### AIM OF THE EXERCISE
What lines of the data include the string "vendor"? Copy them all.

### DATA RECORDS
+ + +
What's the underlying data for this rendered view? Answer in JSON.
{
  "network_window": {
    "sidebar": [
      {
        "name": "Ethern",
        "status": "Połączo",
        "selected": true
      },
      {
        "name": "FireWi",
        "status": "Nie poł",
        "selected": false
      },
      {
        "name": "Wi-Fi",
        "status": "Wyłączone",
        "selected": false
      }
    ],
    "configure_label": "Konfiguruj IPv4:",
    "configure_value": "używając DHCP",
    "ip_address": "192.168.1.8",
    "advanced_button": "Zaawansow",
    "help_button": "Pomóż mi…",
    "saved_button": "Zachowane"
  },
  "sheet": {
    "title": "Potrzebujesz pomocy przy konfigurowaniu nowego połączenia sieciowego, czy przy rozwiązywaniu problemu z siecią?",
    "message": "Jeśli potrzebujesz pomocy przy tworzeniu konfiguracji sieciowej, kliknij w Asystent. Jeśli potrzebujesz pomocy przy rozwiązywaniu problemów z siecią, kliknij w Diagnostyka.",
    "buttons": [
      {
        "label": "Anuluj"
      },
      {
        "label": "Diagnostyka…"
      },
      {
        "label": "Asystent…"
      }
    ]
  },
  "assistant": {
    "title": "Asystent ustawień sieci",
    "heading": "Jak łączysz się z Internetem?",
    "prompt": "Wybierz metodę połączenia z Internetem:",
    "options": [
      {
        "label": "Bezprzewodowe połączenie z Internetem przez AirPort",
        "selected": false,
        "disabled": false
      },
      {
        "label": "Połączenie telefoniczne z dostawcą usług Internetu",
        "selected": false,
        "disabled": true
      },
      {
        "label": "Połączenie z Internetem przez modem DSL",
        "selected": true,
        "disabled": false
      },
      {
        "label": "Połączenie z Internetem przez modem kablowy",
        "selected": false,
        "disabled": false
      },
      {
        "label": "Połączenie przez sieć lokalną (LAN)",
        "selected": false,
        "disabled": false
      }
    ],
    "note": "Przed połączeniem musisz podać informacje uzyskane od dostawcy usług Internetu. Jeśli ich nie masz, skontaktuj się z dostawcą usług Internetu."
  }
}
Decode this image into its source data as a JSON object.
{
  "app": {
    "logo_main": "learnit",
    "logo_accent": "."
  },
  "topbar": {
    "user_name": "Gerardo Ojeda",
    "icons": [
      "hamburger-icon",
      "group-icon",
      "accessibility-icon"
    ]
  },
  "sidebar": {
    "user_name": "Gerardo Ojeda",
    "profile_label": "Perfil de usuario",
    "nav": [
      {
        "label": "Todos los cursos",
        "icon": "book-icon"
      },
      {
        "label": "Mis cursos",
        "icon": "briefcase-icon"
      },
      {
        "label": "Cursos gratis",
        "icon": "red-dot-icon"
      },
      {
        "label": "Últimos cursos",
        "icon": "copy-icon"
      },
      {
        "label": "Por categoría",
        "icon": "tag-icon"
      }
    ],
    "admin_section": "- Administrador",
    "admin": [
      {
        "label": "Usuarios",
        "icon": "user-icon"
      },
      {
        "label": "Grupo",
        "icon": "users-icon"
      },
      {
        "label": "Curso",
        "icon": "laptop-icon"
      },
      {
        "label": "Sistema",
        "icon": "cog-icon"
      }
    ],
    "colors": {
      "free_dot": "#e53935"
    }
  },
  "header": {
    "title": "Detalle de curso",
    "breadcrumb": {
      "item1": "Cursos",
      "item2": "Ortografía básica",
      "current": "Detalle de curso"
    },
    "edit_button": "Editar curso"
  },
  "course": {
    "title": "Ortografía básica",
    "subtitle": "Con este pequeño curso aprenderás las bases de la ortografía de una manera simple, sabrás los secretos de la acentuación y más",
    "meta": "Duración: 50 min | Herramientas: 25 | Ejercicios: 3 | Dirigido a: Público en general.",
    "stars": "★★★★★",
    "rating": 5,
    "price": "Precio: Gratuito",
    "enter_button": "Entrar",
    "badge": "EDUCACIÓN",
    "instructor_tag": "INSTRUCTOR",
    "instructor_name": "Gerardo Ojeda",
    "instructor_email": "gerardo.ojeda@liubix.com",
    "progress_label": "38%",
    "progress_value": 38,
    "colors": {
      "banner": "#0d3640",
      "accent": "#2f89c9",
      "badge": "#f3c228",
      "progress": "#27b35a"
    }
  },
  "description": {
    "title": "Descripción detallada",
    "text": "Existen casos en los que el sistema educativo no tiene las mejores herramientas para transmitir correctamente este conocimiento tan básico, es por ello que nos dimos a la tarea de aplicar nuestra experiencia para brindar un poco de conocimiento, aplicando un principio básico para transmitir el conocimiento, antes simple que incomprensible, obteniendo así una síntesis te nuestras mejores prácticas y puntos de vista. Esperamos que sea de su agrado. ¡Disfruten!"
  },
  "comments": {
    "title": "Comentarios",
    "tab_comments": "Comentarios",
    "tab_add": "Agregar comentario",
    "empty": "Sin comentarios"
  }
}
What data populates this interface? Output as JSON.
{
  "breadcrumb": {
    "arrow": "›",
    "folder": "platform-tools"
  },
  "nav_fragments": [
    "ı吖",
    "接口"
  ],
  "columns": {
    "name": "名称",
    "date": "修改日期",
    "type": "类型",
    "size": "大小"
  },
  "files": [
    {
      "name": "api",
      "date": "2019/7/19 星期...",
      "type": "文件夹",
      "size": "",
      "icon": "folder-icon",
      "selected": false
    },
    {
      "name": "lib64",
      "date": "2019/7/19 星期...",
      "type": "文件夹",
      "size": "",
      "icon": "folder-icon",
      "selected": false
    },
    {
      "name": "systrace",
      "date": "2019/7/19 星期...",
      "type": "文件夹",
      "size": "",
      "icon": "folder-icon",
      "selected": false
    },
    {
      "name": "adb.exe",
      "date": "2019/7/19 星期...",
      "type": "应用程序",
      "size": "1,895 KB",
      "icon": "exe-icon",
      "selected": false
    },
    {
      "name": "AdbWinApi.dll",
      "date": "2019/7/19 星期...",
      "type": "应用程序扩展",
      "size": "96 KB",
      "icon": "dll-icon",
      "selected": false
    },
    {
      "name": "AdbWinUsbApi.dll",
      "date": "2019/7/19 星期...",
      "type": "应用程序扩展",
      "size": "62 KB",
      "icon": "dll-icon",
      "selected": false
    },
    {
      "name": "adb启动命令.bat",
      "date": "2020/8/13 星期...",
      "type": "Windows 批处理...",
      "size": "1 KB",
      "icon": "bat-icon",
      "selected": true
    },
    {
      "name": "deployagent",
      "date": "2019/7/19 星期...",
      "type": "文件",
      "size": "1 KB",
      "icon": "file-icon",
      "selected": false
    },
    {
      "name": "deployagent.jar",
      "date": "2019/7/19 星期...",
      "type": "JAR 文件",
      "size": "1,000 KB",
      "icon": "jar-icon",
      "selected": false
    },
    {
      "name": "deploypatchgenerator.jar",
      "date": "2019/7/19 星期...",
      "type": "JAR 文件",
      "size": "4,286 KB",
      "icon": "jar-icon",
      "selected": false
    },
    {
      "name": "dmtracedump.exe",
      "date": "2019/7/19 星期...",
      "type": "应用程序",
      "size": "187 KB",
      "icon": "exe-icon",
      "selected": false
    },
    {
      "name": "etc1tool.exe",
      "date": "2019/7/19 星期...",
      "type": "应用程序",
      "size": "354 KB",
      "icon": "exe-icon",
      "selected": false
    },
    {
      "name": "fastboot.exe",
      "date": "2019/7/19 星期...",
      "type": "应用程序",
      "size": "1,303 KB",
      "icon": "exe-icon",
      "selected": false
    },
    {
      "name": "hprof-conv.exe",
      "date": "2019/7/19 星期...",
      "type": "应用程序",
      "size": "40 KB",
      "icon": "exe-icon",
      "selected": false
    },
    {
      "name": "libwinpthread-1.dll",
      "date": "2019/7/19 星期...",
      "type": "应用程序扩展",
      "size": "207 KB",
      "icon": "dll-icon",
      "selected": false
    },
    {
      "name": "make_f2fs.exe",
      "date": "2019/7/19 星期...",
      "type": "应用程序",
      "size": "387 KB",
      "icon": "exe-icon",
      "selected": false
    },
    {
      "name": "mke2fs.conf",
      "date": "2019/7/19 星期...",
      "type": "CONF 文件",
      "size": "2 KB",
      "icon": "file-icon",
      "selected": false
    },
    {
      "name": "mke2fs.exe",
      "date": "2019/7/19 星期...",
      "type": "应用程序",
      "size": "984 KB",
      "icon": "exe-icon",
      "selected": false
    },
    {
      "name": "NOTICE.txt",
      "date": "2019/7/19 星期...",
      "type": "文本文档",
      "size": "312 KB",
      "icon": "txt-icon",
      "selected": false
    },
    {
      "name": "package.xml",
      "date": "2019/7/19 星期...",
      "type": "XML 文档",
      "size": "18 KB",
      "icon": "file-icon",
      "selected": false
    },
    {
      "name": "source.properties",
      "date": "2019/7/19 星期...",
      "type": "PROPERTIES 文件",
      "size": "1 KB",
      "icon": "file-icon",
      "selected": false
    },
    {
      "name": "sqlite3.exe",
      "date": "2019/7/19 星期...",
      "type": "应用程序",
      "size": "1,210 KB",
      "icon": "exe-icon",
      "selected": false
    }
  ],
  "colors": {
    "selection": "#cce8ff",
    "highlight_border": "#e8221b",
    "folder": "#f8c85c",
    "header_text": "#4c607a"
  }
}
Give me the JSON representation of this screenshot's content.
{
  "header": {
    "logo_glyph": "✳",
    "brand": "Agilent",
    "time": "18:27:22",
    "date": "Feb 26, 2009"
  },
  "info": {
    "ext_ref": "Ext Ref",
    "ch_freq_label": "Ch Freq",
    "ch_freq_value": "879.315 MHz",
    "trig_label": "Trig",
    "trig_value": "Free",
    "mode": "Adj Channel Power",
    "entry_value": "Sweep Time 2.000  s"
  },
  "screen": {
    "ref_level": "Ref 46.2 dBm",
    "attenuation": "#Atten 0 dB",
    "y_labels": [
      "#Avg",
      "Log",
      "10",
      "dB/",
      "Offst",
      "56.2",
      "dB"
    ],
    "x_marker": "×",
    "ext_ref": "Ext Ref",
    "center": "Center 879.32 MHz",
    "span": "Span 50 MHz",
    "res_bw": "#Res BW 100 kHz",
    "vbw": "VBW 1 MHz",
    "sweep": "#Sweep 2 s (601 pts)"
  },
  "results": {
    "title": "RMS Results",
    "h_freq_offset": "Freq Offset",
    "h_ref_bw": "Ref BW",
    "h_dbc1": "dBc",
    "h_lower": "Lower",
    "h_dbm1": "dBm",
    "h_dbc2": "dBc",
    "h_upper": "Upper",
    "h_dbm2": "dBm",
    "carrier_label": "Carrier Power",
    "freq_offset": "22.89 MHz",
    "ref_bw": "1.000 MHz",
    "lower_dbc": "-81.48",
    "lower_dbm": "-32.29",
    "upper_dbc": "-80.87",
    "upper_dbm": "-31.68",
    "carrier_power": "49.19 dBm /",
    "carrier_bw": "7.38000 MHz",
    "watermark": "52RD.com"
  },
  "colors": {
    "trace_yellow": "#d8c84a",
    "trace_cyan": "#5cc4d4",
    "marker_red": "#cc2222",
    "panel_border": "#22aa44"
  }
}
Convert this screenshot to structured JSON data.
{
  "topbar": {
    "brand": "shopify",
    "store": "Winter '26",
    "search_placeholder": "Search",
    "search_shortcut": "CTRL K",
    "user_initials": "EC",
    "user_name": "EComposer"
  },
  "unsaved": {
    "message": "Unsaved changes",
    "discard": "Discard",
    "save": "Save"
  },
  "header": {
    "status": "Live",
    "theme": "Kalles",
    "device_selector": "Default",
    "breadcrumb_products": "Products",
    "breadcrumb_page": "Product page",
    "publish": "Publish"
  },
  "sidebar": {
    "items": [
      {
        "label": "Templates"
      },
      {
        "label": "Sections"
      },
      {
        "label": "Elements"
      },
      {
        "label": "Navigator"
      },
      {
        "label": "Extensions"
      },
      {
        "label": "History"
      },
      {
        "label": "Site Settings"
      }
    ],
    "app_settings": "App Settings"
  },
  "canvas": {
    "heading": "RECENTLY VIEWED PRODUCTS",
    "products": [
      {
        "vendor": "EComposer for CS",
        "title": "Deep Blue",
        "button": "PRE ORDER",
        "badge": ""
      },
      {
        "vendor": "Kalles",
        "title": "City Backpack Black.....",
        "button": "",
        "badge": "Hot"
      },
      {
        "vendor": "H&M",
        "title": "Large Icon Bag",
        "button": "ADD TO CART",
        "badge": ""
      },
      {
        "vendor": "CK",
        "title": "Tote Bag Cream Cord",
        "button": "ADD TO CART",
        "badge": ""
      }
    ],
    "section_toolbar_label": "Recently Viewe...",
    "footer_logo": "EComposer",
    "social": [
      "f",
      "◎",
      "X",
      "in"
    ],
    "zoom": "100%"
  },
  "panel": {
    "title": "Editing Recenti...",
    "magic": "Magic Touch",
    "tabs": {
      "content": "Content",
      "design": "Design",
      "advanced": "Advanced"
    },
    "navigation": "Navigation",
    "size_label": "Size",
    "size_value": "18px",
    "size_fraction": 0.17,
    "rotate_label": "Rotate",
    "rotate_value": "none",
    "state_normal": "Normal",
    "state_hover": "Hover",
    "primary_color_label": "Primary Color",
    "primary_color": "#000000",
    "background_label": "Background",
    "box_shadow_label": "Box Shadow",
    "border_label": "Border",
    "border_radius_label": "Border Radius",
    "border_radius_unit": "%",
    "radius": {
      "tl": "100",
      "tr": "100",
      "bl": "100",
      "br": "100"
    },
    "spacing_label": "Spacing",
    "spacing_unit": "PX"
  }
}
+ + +
### EXPECTED ANSWER
        "vendor": "EComposer for CS",
        "vendor": "Kalles",
        "vendor": "H&M",
        "vendor": "CK",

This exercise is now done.